@goodforball
June 25, 2019

SAN FRANCISCO -- The Rockies placed rookie infielder Brendan Rodgers on the 10-day injured list with a right shoulder impingement, retroactive to Monday. That served as Tuesday's corresponding move for selecting the contract of right-hander Chi Chi Gonzalez, who started against the San Francisco Giants. Rodgers, 22, started at shortstop

SAN FRANCISCO -- The Rockies placed rookie infielder Brendan Rodgers on the 10-day injured list with a right shoulder impingement, retroactive to Monday. That served as Tuesday's corresponding move for selecting the contract of right-hander Chi Chi Gonzalez, who started against the San Francisco Giants.

Rodgers, 22, started at shortstop in all three games of Colorado's series last weekend at Los Angeles. Rockies manager Bud Black said Rodgers felt discomfort in his shoulder after making one particular throw.

Subsequently, Black said, "the soreness started to intensify."

Rodgers, Colorado's No. 1 prospect per MLB Pipeline, was in his second stint of the season with the Rockies, having been recalled last Thursday. Since making his Major League debut May 17 at Philadelphia, he hit .224 with seven RBIs in 25 games. He also appeared in 37 games with Triple-A Albuquerque, batting .350 with 34 runs, nine homers and 21 RBIs.

The Rockies' 40-man roster is filled to its limit.

How to combat a slump

Black had a simple answer when asked how infielder Pat Valaika might consider curing himself of the batting slump that has nagged him for most of the season.

"You get out of it," Black said.

The skipper wasn't being insensitive. He was, however, restating the obvious: Ballplayers enduring an extended decline in performance must continue to work overtime and do all they can to escape the rut they're in.

Valaika entered Tuesday in a 0-for-30 skid that dropped his batting average to .050 (2-for-40).

"Like a lot of players who are struggling, I think there's a strong tendency to press, and I think there's tension in Pat's swing," Black said. "So I think Pat has to relax and get back to basics. His timing off; he's ahead on the breaking ball and behind on the fastball. Basically, the mechanics of his swing are fine.
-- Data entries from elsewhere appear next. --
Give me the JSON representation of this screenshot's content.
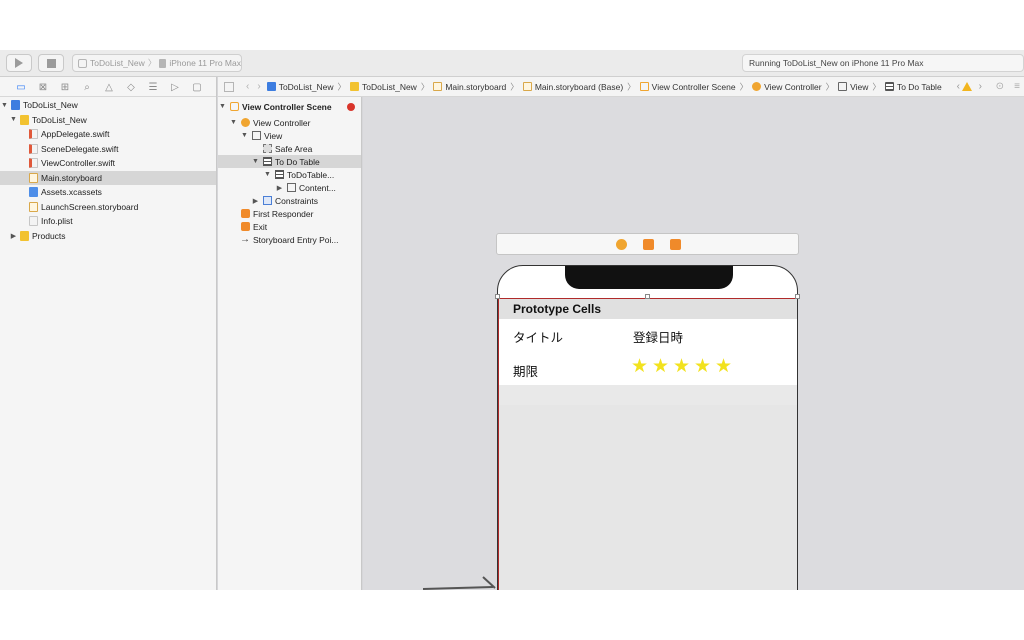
{
  "toolbar": {
    "run_icon": "play-icon",
    "stop_icon": "stop-icon",
    "scheme_project": "ToDoList_New",
    "scheme_device": "iPhone 11 Pro Max",
    "status": "Running ToDoList_New on iPhone 11 Pro Max"
  },
  "navigator": {
    "tabs": [
      "folder-icon",
      "source-control-icon",
      "hierarchy-icon",
      "search-icon",
      "warning-icon",
      "test-icon",
      "debug-icon",
      "breakpoint-icon",
      "report-icon"
    ],
    "items": [
      {
        "label": "ToDoList_New",
        "kind": "project"
      },
      {
        "label": "ToDoList_New",
        "kind": "folder"
      },
      {
        "label": "AppDelegate.swift",
        "kind": "swift"
      },
      {
        "label": "SceneDelegate.swift",
        "kind": "swift"
      },
      {
        "label": "ViewController.swift",
        "kind": "swift"
      },
      {
        "label": "Main.storyboard",
        "kind": "storyboard"
      },
      {
        "label": "Assets.xcassets",
        "kind": "assets"
      },
      {
        "label": "LaunchScreen.storyboard",
        "kind": "storyboard"
      },
      {
        "label": "Info.plist",
        "kind": "plist"
      },
      {
        "label": "Products",
        "kind": "folder"
      }
    ]
  },
  "outline": {
    "items": [
      {
        "label": "View Controller Scene"
      },
      {
        "label": "View Controller"
      },
      {
        "label": "View"
      },
      {
        "label": "Safe Area"
      },
      {
        "label": "To Do Table"
      },
      {
        "label": "ToDoTable..."
      },
      {
        "label": "Content..."
      },
      {
        "label": "Constraints"
      },
      {
        "label": "First Responder"
      },
      {
        "label": "Exit"
      },
      {
        "label": "Storyboard Entry Poi..."
      }
    ]
  },
  "jumpbar": {
    "segments": [
      "ToDoList_New",
      "ToDoList_New",
      "Main.storyboard",
      "Main.storyboard (Base)",
      "View Controller Scene",
      "View Controller",
      "View",
      "To Do Table"
    ]
  },
  "canvas": {
    "section_header": "Prototype Cells",
    "cell_title_label": "タイトル",
    "cell_date_label": "登録日時",
    "cell_deadline_label": "期限",
    "stars": [
      "★",
      "★",
      "★",
      "★",
      "★"
    ]
  },
  "colors": {
    "selection": "#d6d6d6",
    "star": "#f2e21e",
    "storyboard_orange": "#f0a530",
    "error_red": "#d9352b",
    "table_border": "#b02a2a"
  }
}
You don't get to the big leagues with a bad swing."

Chris Haft has covered the Major Leagues since 1991 and has worked for MLB.com since 2007. Follow him on Twitter at @goodforball.